[Mystery bird] Moulting adult female Ruby-throated Hummingbird, Archilochus colubris, photographed in Brandon, South Dakota. [I will identify this bird for you in 48 hours]
Image: Terry Sohl, 12 August 2009 [larger view]
Photo taken with Canon 50D, 400 5.6L.
Please name at least one field mark that supports your identification.
It's a hummingbird. Identifying mark: no word sheet.
The comb and tissue paper gives it away...
It's a Ruby-throated Hummingbird. The field mark is the location - it's the only hummingbird I could find breeding in SD.
I agree that Ruby-throated is the only hummer that 'should' be in SD. But... hummers have been known to wander a very long way for such small birds. So let's look her over a bit more.
The white undersides rule out most of our southwestern specialties -- except Violet-crowned, which should have red on the bill and a much stronger contrast on the face. Calliope and all of the Selasphorus hummers should have extensive rufous below. Anna's has gray flanks with green spotting in all plumages. Costa's should have a white supercilium extending down past the auriculars, not the simple white spot behind the eye. This leaves us with Black-chinned and Ruby-throated. Telling females of these two apart is challenging even in the hand. The most notable field mark is in the shape of the primary tips, but those are in motion in the photo and probably not reliable as a result. Ruby-throated should have the more contrasting head pattern of the two, but I don't have the experience to interpret the photo in this light. About the only field mark I can see that might be useful here is the shape of the outer tail feathers. That seems to suggest Ruby-throated, as Les already pointed out is the one to be expected. However, if this bird were out of range, I don't think I could feel comfortable identifying it to species.
psweet, you rock! What a nice little primer on what to look for in hummingbirds. Thanks.
Since it's vagrant hummingbird season, let's work through this one step by step:
There's no visible rufous in the plumage nor a distinct demarcation between gorget and breast, so that eliminates Broad-tailed, a rare breeder in southwestern SD, and potential vagrants Calliope, Rufous, and Allen's. That leaves the gray and green group: Ruby-throated, the state's main breeding hummingbird as Les points out, and potential vagrants Black-chinned, Anna's, and Costa's.

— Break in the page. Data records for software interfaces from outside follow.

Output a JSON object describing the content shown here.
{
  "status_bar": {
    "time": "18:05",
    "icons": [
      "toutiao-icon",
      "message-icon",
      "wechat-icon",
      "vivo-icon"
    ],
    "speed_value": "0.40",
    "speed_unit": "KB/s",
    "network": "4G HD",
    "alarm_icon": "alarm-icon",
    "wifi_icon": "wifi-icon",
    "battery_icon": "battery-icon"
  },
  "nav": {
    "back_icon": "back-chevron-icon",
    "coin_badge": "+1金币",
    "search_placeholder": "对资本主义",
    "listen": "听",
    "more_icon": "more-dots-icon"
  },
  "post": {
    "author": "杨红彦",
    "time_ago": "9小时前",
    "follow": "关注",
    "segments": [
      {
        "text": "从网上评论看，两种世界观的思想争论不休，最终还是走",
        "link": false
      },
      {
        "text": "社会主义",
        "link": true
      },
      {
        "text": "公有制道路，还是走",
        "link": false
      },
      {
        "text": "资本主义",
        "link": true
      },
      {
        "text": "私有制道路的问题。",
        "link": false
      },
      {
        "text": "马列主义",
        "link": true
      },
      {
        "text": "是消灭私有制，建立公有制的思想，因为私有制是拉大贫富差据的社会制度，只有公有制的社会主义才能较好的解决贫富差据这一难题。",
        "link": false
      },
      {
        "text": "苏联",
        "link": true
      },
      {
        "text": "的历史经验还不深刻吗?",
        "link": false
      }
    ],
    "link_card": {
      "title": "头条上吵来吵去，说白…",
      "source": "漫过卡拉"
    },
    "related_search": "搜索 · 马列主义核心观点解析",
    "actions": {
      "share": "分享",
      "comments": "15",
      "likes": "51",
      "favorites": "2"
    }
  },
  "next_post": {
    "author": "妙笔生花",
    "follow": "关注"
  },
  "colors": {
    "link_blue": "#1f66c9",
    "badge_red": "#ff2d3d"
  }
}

The bird is too slim, pale-bellied, and clear-throated for Anna's and too dark-faced and flat-throated for Costa's. Its outer tail feathers appear too broad and straight for Costa's as well but consistent with Ruby-throated or Black-chinned.
The virtually unmarked throat is consistent with a female, and the worn plumage condition and apparent heavy body molt suggest an adult. Female hummingbirds' bills are longer on average than males', and Black-chinneds' bills are longer on average than Ruby-throateds'. This bird's relatively short bill is consistent with a female Ruby-throated, and her blurry primaries appear narrow and straight enough to support this ID.
hrm. the photographer says it's a fledgling, but it is possible he made a mistake. i'll check with him to confirm.
The tips of R5 appear rounded enough that a juvenile female some weeks out of the nest is a possibility, but fledglings (still dependent on their mothers) should have smoother, fresher plumage with conspicuous buffy edges on the darker feathers, as in this juvenile male. (Bill growth is usually not complete before fledging, which makes bill length less reliable for ID of a very young hummingbird in the absence of its mother's field marks.)
I have no idea what it is, but I'm learning a lot from reading the comments.
I'm learning a lot too! And I took the photo in my own backyard!! You folks have a much better grasp of hummingbird identification than I do!!
Thanks for the post, but I have to admit I just read the books real carefully. Sheri gets her hands dirty banding them. If it comes down to it -- listen to her.
As far as the age, I can imagine a situation where a bunch of fledglings leave the nest, and the female is right with them. Figuring out which was which could be awfully difficult.
Thanks Grrl for the mystery bird post. Thanks also to Terry for the photo and Sheri for the excellent lesson. Being an avid birder and photographer myself, I love reading the posts and learning about all the subtleties in bird ID with different plumages during growth stages and breeding.